→ What the task requires:
Any image in the records should be left out; output everything else exactly.

== Segment start ==

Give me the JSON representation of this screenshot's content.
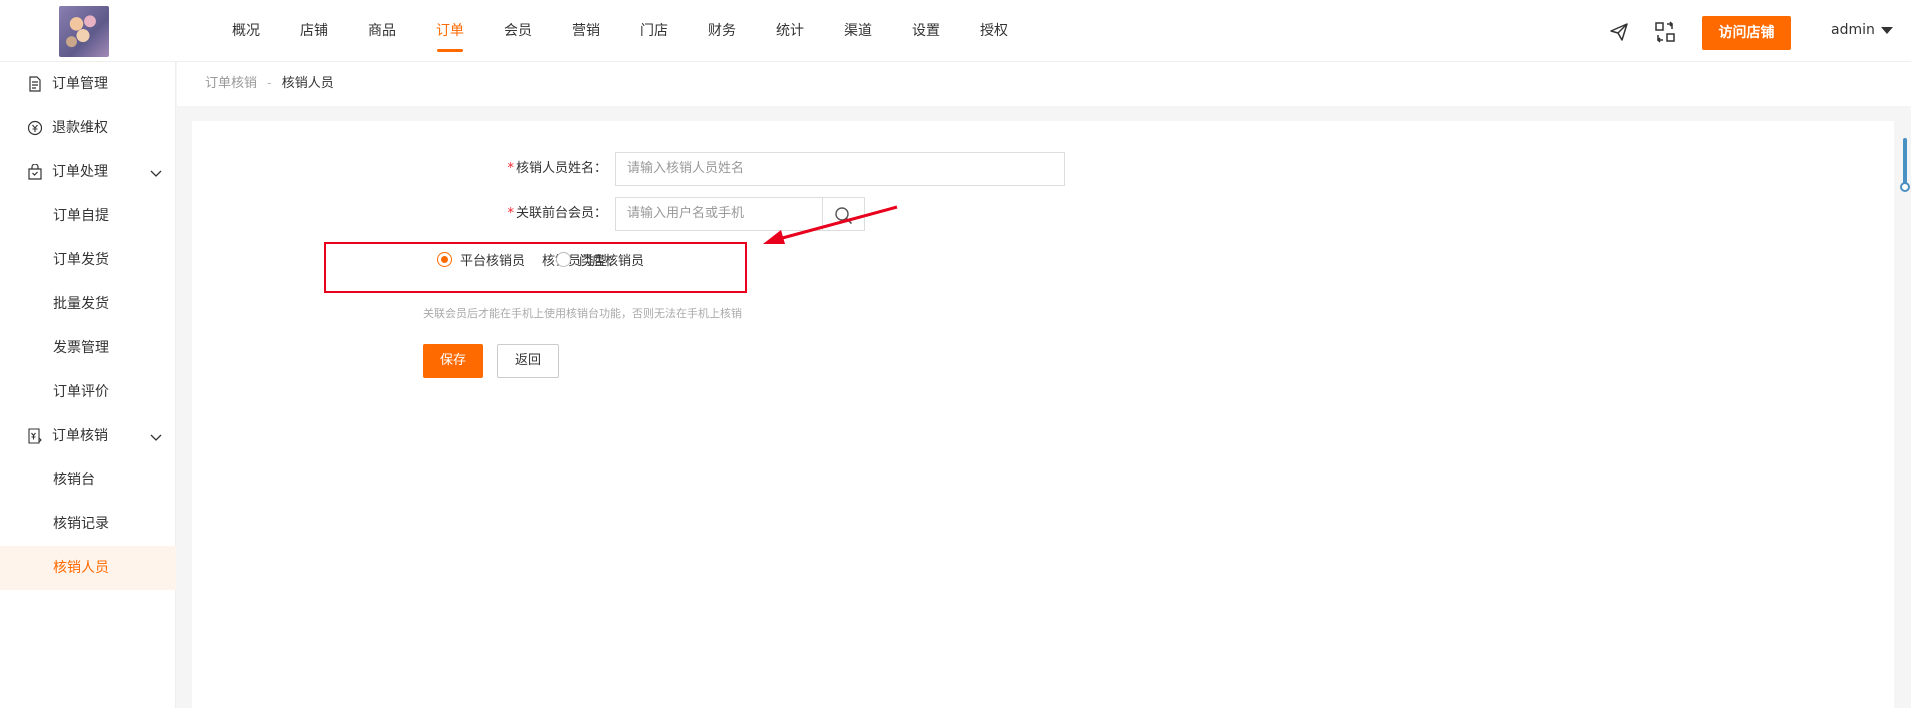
{
  "header": {
    "nav": [
      "概况",
      "店铺",
      "商品",
      "订单",
      "会员",
      "营销",
      "门店",
      "财务",
      "统计",
      "渠道",
      "设置",
      "授权"
    ],
    "active_nav": "订单",
    "visit_store_label": "访问店铺",
    "user_label": "admin",
    "icons": [
      "send-icon",
      "switch-icon"
    ],
    "accent_color": "#ff6a00"
  },
  "sidebar": {
    "items": [
      {
        "label": "订单管理",
        "icon": "document-icon"
      },
      {
        "label": "退款维权",
        "icon": "refund-icon"
      },
      {
        "label": "订单处理",
        "icon": "bag-icon",
        "expandable": true
      },
      {
        "label": "订单自提",
        "sub": true
      },
      {
        "label": "订单发货",
        "sub": true
      },
      {
        "label": "批量发货",
        "sub": true
      },
      {
        "label": "发票管理",
        "sub": true
      },
      {
        "label": "订单评价",
        "sub": true
      },
      {
        "label": "订单核销",
        "icon": "verify-icon",
        "expandable": true
      },
      {
        "label": "核销台",
        "sub": true
      },
      {
        "label": "核销记录",
        "sub": true
      },
      {
        "label": "核销人员",
        "sub": true,
        "active": true
      }
    ]
  },
  "breadcrumb": {
    "parent": "订单核销",
    "separator": "-",
    "current": "核销人员"
  },
  "form": {
    "name_label": "核销人员姓名：",
    "name_placeholder": "请输入核销人员姓名",
    "member_label": "关联前台会员：",
    "member_placeholder": "请输入用户名或手机",
    "type_label": "核销员类型：",
    "type_options": [
      "平台核销员",
      "门店核销员"
    ],
    "type_selected": "平台核销员",
    "hint": "关联会员后才能在手机上使用核销台功能，否则无法在手机上核销",
    "save_label": "保存",
    "back_label": "返回"
  }
}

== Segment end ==

→ Reply:
Give me the JSON representation of this screenshot's content.
{
  "header": {
    "nav": [
      "概况",
      "店铺",
      "商品",
      "订单",
      "会员",
      "营销",
      "门店",
      "财务",
      "统计",
      "渠道",
      "设置",
      "授权"
    ],
    "active_nav": "订单",
    "visit_store_label": "访问店铺",
    "user_label": "admin",
    "icons": [
      "send-icon",
      "switch-icon"
    ],
    "accent_color": "#ff6a00"
  },
  "sidebar": {
    "items": [
      {
        "label": "订单管理",
        "icon": "document-icon"
      },
      {
        "label": "退款维权",
        "icon": "refund-icon"
      },
      {
        "label": "订单处理",
        "icon": "bag-icon",
        "expandable": true
      },
      {
        "label": "订单自提",
        "sub": true
      },
      {
        "label": "订单发货",
        "sub": true
      },
      {
        "label": "批量发货",
        "sub": true
      },
      {
        "label": "发票管理",
        "sub": true
      },
      {
        "label": "订单评价",
        "sub": true
      },
      {
        "label": "订单核销",
        "icon": "verify-icon",
        "expandable": true
      },
      {
        "label": "核销台",
        "sub": true
      },
      {
        "label": "核销记录",
        "sub": true
      },
      {
        "label": "核销人员",
        "sub": true,
        "active": true
      }
    ]
  },
  "breadcrumb": {
    "parent": "订单核销",
    "separator": "-",
    "current": "核销人员"
  },
  "form": {
    "name_label": "核销人员姓名：",
    "name_placeholder": "请输入核销人员姓名",
    "member_label": "关联前台会员：",
    "member_placeholder": "请输入用户名或手机",
    "type_label": "核销员类型：",
    "type_options": [
      "平台核销员",
      "门店核销员"
    ],
    "type_selected": "平台核销员",
    "hint": "关联会员后才能在手机上使用核销台功能，否则无法在手机上核销",
    "save_label": "保存",
    "back_label": "返回"
  }
}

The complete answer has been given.